Eighth Grade is so grounded in the reality of middle school it almost operates like a horrible collective flashback.
Hiding from the hotel manager, slinking through the lobby like a hunted criminal, this is a man with a problem. His name is Jake and he lives in that world where money is made with money, but right now there is no money in his world. He put most of his funds into a cocoa deal in some Third World country where a revolution has stranded his cocoa on the docks, and himself in a London hotel where he owes thousands of pounds and has not the slightest prospect of being able to pay.
Jake is played by John Malkovich as a man who maintains a cool, detached facade, no matter what. He lives with Tina (Andie MacDowell), an elegant beauty who once, briefly, was a model, and has now cast her lot with Jake, although they "are not, in the classic sense, man and wife," as they are careful to explain. For that matter, they do not, in the classic sense, live anywhere in particular; life for them has been an existence of drifting from one expensive hotel and city to another, while Jake does his business on the phone.

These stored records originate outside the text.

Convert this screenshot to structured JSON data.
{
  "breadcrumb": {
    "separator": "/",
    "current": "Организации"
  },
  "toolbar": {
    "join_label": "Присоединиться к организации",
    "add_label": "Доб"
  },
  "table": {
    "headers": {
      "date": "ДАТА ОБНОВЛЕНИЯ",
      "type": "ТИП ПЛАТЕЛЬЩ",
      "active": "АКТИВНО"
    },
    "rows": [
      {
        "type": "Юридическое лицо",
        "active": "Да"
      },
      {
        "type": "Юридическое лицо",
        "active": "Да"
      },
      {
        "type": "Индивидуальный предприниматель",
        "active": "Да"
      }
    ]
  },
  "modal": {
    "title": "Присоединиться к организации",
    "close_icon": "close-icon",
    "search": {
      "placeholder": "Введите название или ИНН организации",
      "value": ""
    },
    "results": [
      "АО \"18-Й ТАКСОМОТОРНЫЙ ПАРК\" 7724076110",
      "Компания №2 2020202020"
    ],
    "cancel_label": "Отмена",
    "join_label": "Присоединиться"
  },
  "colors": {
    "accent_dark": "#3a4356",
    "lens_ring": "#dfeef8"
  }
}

Now it has come down to this: presenting an American Express card in a restaurant and then making the sign of the cross while the cashier checks the credit. Or taking the stairs rather than the elevator to avoid the hotel manager and his unctuous security chief.
They literally do not have a dime. They want to be rich and famous, but in this hotel they are famous for not being rich. They have one asset to their name: a small bronze head, sculpted by Henry Moore, that might be worth $50,000 or so. It is Tina's, given to her by her first husband (to whom she is still, in the classic sense, married).
Working in the hotel is a maid (Rudi Davies), who is deaf, and who lives in a basement hovel with her young brother, a loutish punk. She falls in love with the Moore figure because it speaks to her. One day she slips it into her pocket. Meanwhile, in desperation, Jake has suggested to Tina that they sell the Moore to raise cash. "But I love my little head!" she pouts, and so they decide on an insurance scam to "steal" it and collect the money - only to discover that someone has already stolen it.
"The Object of Beauty," which has been quietly, intelligently written and directed by Michael Lindsay-Hogg, is only about these financial problems on a surface level. What's underneath is really the ability of these people to learn to love and trust one another. The movie is too cool and witty to descend to obviously sloppy emotion, but in Jake and Tina we see two hedonistic drifters who have finally been forced to take stock of who they really are, separately and as a couple.
Jake is played by Malkovich as a man who would really rather die than be embarrassed in public, and who places so much trust in the way money protects him that when he runs out, he gallantly offers Tina her freedom. He can understand why she would want him for better but not for worse. And he would rather set her free than ask her to stand by him. We are given a brief but completely revealing glimpse into his character during a short telephone call he makes to his parents - an alcoholic mother, and a father he still calls "sir," and in an instant we understand that he has been denied both affection and respect by his parents, and would do anything rather than admit inadequacy.
By the end of the film, the plot has been worked out to everyone's satisfaction, but the plot isn't really that important.
What is important is the ways that people love one another - not only Jake and Tina, but the maid and her brother, and even the hotel manager and the security chief. And we meet two other important characters: Tina's first husband (Peter Riegert), who does not seem to have suffered very much on losing her, and her best friend (Lolita Davidovich), whom she should not, in the classic sense, trust.
Like a John Cheever short story or a sociological snapshot by Tom Wolfe, "The Object of Beauty" is about people who have been so defined by their lifestyles that without those styles they scarcely exist. Jake and Tina are not really married, do not really live anywhere, do not really work at anything. This whole episode is a blessing in disguise for them: They are, at last, really something, even if it is only broke.
This message came to me from a reader named Peter Svensland. He and a fr...
An interview with Terry Gilliam, director of "The Man Who Killed Don Quixote."